for the Goldmark
By B.A. Nilsson
Albany Symphony Orchestra
Savings Bank Music Hall, Nov. 10
Picky posterity hasnít been kind to Karl Goldmark. His Rustic
Wedding Symphony, a concert staple a few decades ago,
has faded from the repertory; his violin concerto, written
the same year Brahms completed his, once enjoyed a place alongside
Brahmsí immensely popular work, but it, too, has nearly vanished.
Violinist Dylana Jenson believes that the Goldmark concerto
deserves rediscovery, and proved it with a dazzling performance
last Friday with the Albany Symphony Orchestra under the baton
of her husband, David Lockington. The program also included
a warhorse and a world premiere, and was a thrilling testament
to the skill of all concerned.
Jenson burst onto the concert scene as a fiendishly talented
kid, winning prizes and wowing critics. Her debut recording,
of the formidable violin concerto by Sibelius, was a knockout.
So I hoped, when I learned that this concert had been titled
ďSizzling SibeliusĒ (not an adjective Iíd ever apply to the
dour Finn), that Iíd get to hear her play the work in person.
What she did with the Goldmark concerto more than made up
for any disappointment I might have felt.
Itís a long three-movement work, full of the orchestral bombast
youíd expect from 1877. But itís a well-crafted piece that
boasts a challenging solo part and a broad range of orchestral
effect. You can hear its influence in the violin concerto
by Elgar, written 30 years later (parts of the first-movement
finale are lifted almost intact).
What it lacks is the cumulative effect of the Brahms concertoóand,
for that matter, the Sibelius symphony that closed the concert.
The Goldmark is a work of moments: the big, jaunty moment
that opens the piece, the ongoing byplay between soloist and
orchestra, the from-out-of-nowhere fugues in the outer movements,
the gorgeous Andante between.
Still, those moments add up to an enjoyable 40 minutes, especially
with playing of the caliber of Jensonís. She has a steely,
burnished tone that immediately wins your confidence. Unlike
Perlman, whose sound has a supplicating quality, or Chang,
whose vibrato swells mid-note (to name two who have recorded
the Goldmark), Jenson brings a consistent, artless sound to
what she plays. Thus, she makes the hard parts, like the crazed
arpeggios in the third movement, sound transparent, allowing
the music more of an emotional effect.
It canít hurt to have a close collaborator like your husband
on the podium, and she and Lockington worked excellently together,
with phrasing and dynamic balance always skillfully proportioned.
Lockington opened the concert with a world premiere, for which,
as you know, he has a sympathetic ensemble. The Gale of

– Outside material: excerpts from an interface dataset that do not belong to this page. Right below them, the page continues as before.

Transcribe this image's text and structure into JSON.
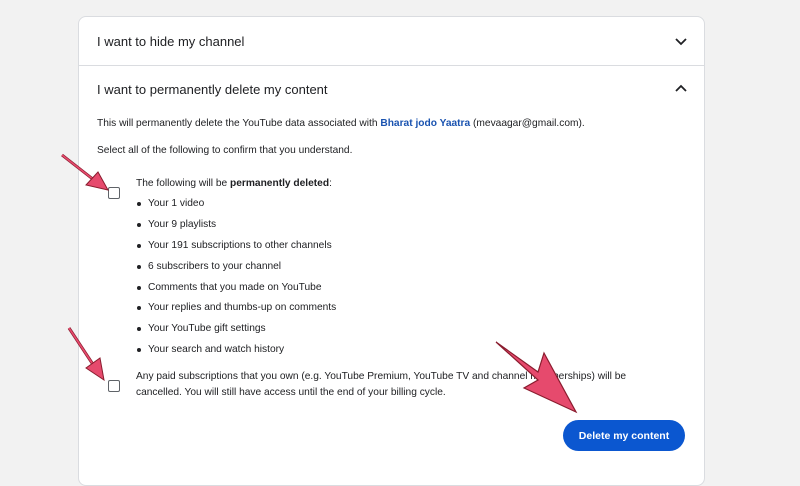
{
  "sections": [
    {
      "title": "I want to hide my channel",
      "state": "collapsed",
      "icon": "chevron-down-icon"
    },
    {
      "title": "I want to permanently delete my content",
      "state": "expanded",
      "icon": "chevron-up-icon"
    }
  ],
  "delete_section": {
    "info_prefix": "This will permanently delete the YouTube data associated with ",
    "channel_name": "Bharat jodo Yaatra",
    "info_suffix": " (mevaagar@gmail.com).",
    "confirm_instruction": "Select all of the following to confirm that you understand.",
    "checkbox1": {
      "checked": false,
      "label_prefix": "The following will be ",
      "label_bold": "permanently deleted",
      "label_suffix": ":"
    },
    "deleted_items": [
      "Your 1 video",
      "Your 9 playlists",
      "Your 191 subscriptions to other channels",
      "6 subscribers to your channel",
      "Comments that you made on YouTube",
      "Your replies and thumbs-up on comments",
      "Your YouTube gift settings",
      "Your search and watch history"
    ],
    "checkbox2": {
      "checked": false,
      "label": "Any paid subscriptions that you own (e.g. YouTube Premium, YouTube TV and channel memberships) will be cancelled. You will still have access until the end of your billing cycle."
    },
    "delete_button_label": "Delete my content"
  },
  "colors": {
    "accent": "#0b57d0",
    "link": "#1a53b0",
    "annotation_arrow": "#e64a6d"
  }
}
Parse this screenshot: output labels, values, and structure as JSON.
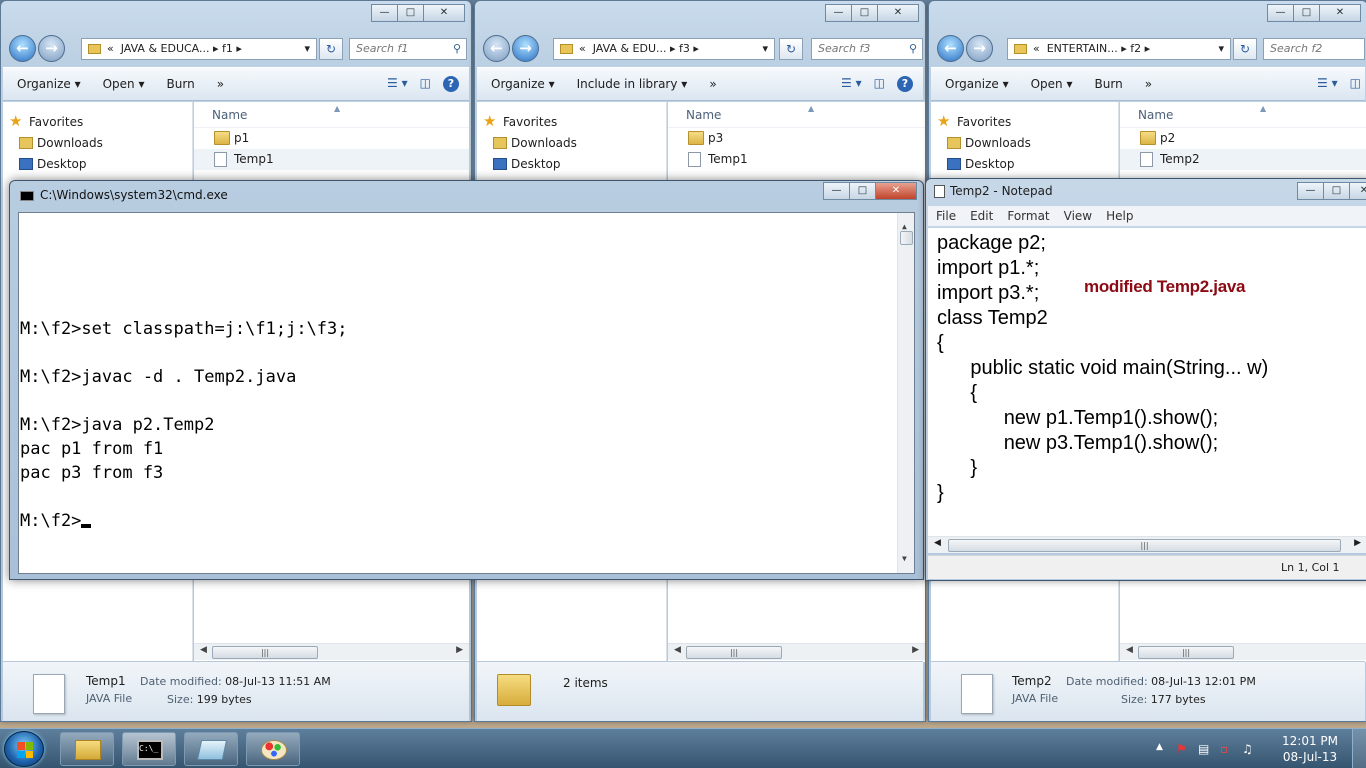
{
  "explorer1": {
    "path_prefix": "«",
    "path_a": "JAVA & EDUCA...",
    "path_b": "f1",
    "search_placeholder": "Search f1",
    "toolbar": [
      "Organize",
      "Open",
      "Burn",
      "»"
    ],
    "nav": {
      "favorites": "Favorites",
      "downloads": "Downloads",
      "desktop": "Desktop"
    },
    "column": "Name",
    "files": [
      {
        "name": "p1",
        "kind": "folder"
      },
      {
        "name": "Temp1",
        "kind": "file"
      }
    ],
    "details": {
      "name": "Temp1",
      "type": "JAVA File",
      "modified_label": "Date modified:",
      "modified": "08-Jul-13 11:51 AM",
      "size_label": "Size:",
      "size": "199 bytes"
    }
  },
  "explorer2": {
    "path_prefix": "«",
    "path_a": "JAVA & EDU...",
    "path_b": "f3",
    "search_placeholder": "Search f3",
    "toolbar": [
      "Organize",
      "Include in library",
      "»"
    ],
    "nav": {
      "favorites": "Favorites",
      "downloads": "Downloads",
      "desktop": "Desktop"
    },
    "column": "Name",
    "files": [
      {
        "name": "p3",
        "kind": "folder"
      },
      {
        "name": "Temp1",
        "kind": "file"
      }
    ],
    "details": {
      "items": "2 items"
    }
  },
  "explorer3": {
    "path_prefix": "«",
    "path_a": "ENTERTAIN...",
    "path_b": "f2",
    "search_placeholder": "Search f2",
    "toolbar": [
      "Organize",
      "Open",
      "Burn",
      "»"
    ],
    "nav": {
      "favorites": "Favorites",
      "downloads": "Downloads",
      "desktop": "Desktop"
    },
    "column": "Name",
    "files": [
      {
        "name": "p2",
        "kind": "folder"
      },
      {
        "name": "Temp2",
        "kind": "file"
      }
    ],
    "details": {
      "name": "Temp2",
      "type": "JAVA File",
      "modified_label": "Date modified:",
      "modified": "08-Jul-13 12:01 PM",
      "size_label": "Size:",
      "size": "177 bytes"
    }
  },
  "cmd": {
    "title": "C:\\Windows\\system32\\cmd.exe",
    "lines": [
      "",
      "M:\\f2>set classpath=j:\\f1;j:\\f3;",
      "",
      "M:\\f2>javac -d . Temp2.java",
      "",
      "M:\\f2>java p2.Temp2",
      "pac p1 from f1",
      "pac p3 from f3",
      "",
      "M:\\f2>"
    ]
  },
  "notepad": {
    "title": "Temp2 - Notepad",
    "menu": [
      "File",
      "Edit",
      "Format",
      "View",
      "Help"
    ],
    "code_lines": [
      "package p2;",
      "import p1.*;",
      "import p3.*;",
      "class Temp2",
      "{",
      "\t\tpublic static void main(String... w)",
      "\t\t{",
      "\t\t\t\tnew p1.Temp1().show();",
      "\t\t\t\tnew p3.Temp1().show();",
      "\t\t}",
      "}"
    ],
    "annotation": "modified Temp2.java",
    "status": "Ln 1, Col 1"
  },
  "taskbar": {
    "time": "12:01 PM",
    "date": "08-Jul-13"
  },
  "icons": {
    "caption": [
      "minimize-icon",
      "maximize-icon",
      "close-icon"
    ],
    "nav": [
      "back-arrow-icon",
      "forward-arrow-icon",
      "refresh-icon",
      "search-icon"
    ],
    "taskbar": [
      "windows-logo-icon",
      "explorer-icon",
      "cmd-icon",
      "notepad-icon",
      "paint-icon"
    ],
    "tray": [
      "show-hidden-icons",
      "flag-icon",
      "network-icon",
      "signal-icon",
      "volume-icon"
    ]
  },
  "colors": {
    "annotation": "#8b0a14",
    "console_bg": "#ffffff",
    "console_fg": "#000000"
  }
}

Life, a short work by British composer Philip Sawyers,
was inspired by a section from Housmanís A Shropshire Lad.
A two-note call introduced a six-note pattern that developed
into an important thematic element, reinforced early on by

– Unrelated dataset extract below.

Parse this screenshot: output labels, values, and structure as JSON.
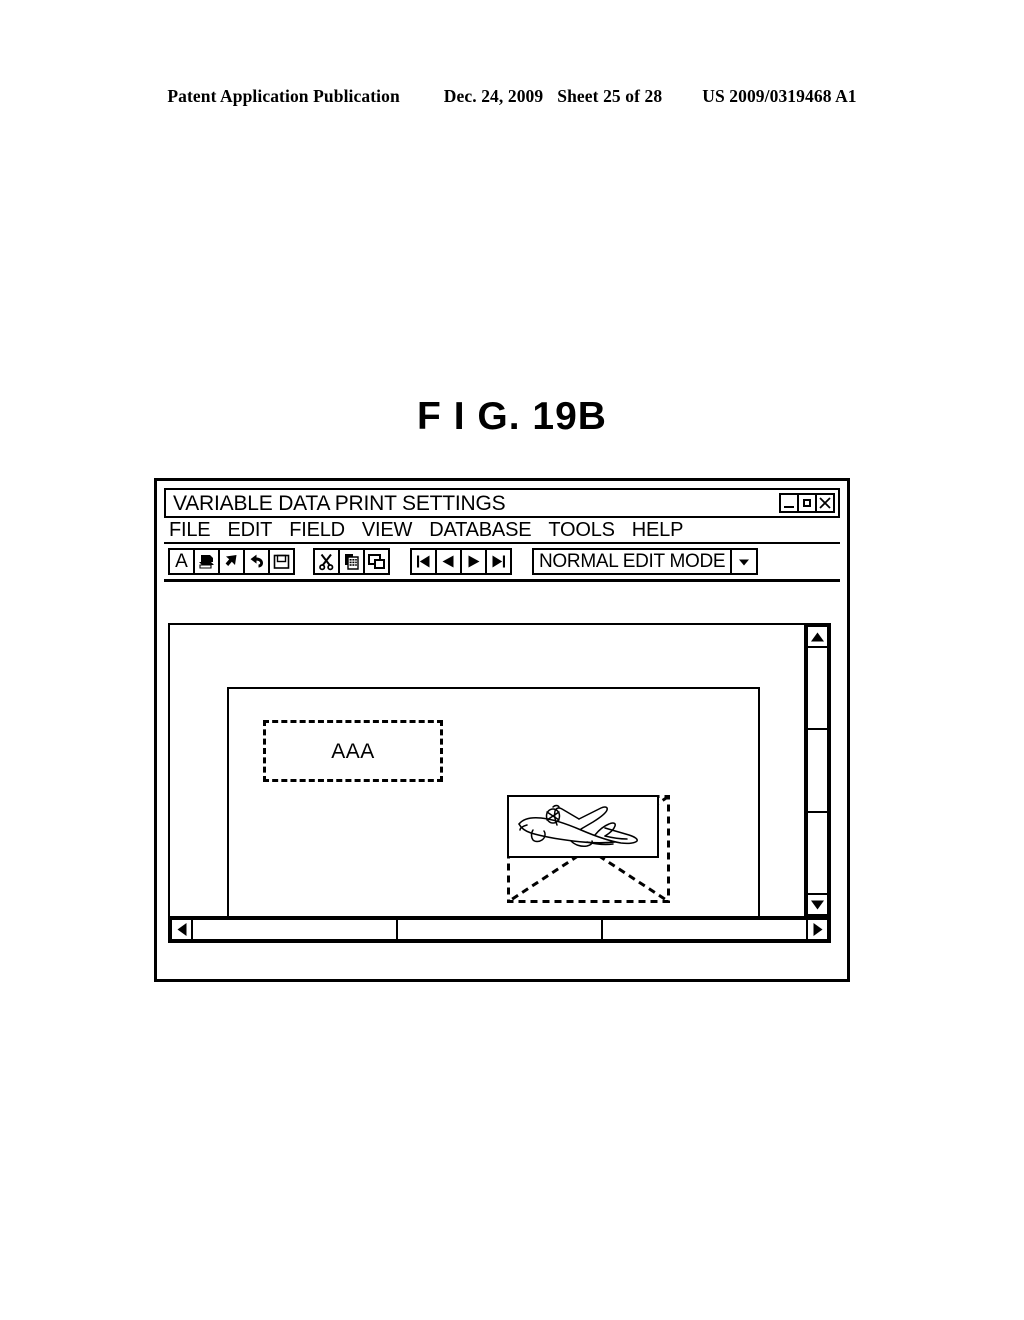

maestoso cellos in a Beethovenish mode. But it was
Berlioz whom Sawyers credited as a big influence, and there
certainly was a feel of the Symphonie Fantastique that
peeked through towards the end, in the midst of a Straussian
swirl of orchestral effect.
But Sawyers is certainly more than the sum of such influences.
The piece moves through three distinct sections, each marked
by a well-crafted panoply of colors. Itís as much about texture
as it is about melodic elements, certainly very accessible
to anyone with even 20th-century ears, and, in the middle
section, as the quiet strings invited a flute to join in,
it turned sublime.
Itís been more than a century since Sibeliusí Symphony
No. 2 premiered, winning itself a permanent place in the
orchestral repertory. Itís lush but stridently unsentimental;
its themes seem fragmented; it flows from movement to movement
without much in the way of contrast. At least in the classical
But its cumulative effect is stunning. Those seeming fragments
ultimately combine, like a paregoric-induced dream, into an
imposing whole that stays with you long after the piece concludes.
Vital to that phenomenon is the relentless pulse of the piece,
and I knew we were in good hands when Lockington set off at
a brisk, Barbirolli-ish pace, honoring the tenuto passages
without sacrificing any forward motion.
The shifting nature of this piece is exemplified by the start
of the second movement, where tympani and low strings set
off at what hardly seems to be an Andante pace; only partway
through does the music take on characteristics of a slow movement.
The goofy bass figure that opens the fourth movement is another
of those elements that seems out of place in isolation, then
melds excitingly with the whole.
Lockington brought fresh ideas to the piece, but needed an
orchestra as well-honed as the Albany Symphony to realize
them. With the contributions from Jenson and Sawyers, this
was an all-virtuoso evening.